- [What the task asks]: Report back each line of the data that contains the word "icon".

Data records for software interfaces:
============================================================

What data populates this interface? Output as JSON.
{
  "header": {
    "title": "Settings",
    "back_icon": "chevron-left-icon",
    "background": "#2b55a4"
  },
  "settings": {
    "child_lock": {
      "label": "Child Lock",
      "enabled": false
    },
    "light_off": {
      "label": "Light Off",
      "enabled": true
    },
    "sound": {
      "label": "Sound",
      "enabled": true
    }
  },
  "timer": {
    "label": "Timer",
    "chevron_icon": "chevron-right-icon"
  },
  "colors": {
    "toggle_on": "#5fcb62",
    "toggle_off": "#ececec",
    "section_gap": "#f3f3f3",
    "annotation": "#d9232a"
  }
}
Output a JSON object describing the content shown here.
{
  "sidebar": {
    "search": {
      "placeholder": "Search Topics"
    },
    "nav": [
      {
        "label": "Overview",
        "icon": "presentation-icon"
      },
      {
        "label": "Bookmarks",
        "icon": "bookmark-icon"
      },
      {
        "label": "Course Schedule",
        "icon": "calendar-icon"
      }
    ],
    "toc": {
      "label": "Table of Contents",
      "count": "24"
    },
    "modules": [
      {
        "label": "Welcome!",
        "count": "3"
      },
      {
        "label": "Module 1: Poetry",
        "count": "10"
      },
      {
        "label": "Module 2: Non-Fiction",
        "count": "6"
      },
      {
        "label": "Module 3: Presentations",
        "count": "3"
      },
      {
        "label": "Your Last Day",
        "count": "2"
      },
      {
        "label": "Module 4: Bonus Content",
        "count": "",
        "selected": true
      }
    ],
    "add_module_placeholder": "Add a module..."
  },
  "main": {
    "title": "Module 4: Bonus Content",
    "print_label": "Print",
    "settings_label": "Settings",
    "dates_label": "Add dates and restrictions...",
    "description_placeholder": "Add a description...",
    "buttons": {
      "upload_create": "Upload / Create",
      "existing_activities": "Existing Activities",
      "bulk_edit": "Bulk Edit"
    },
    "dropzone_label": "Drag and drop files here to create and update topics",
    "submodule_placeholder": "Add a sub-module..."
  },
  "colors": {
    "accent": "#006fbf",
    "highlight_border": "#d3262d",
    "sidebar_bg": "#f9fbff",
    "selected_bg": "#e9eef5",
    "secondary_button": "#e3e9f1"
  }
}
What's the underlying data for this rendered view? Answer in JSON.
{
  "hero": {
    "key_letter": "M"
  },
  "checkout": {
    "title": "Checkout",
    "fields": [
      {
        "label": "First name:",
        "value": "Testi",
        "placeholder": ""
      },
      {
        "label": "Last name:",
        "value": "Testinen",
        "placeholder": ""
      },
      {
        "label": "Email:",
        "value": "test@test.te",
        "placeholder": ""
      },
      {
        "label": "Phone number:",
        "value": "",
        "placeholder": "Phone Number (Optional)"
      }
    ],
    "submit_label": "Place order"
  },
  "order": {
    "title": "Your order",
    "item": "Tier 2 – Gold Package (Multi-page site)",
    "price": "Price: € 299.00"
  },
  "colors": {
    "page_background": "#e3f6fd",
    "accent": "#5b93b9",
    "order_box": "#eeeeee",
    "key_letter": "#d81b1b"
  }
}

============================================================

- [Solved problem]:
    "back_icon": "chevron-left-icon",
    "chevron_icon": "chevron-right-icon"
        "icon": "presentation-icon"
        "icon": "bookmark-icon"
        "icon": "calendar-icon"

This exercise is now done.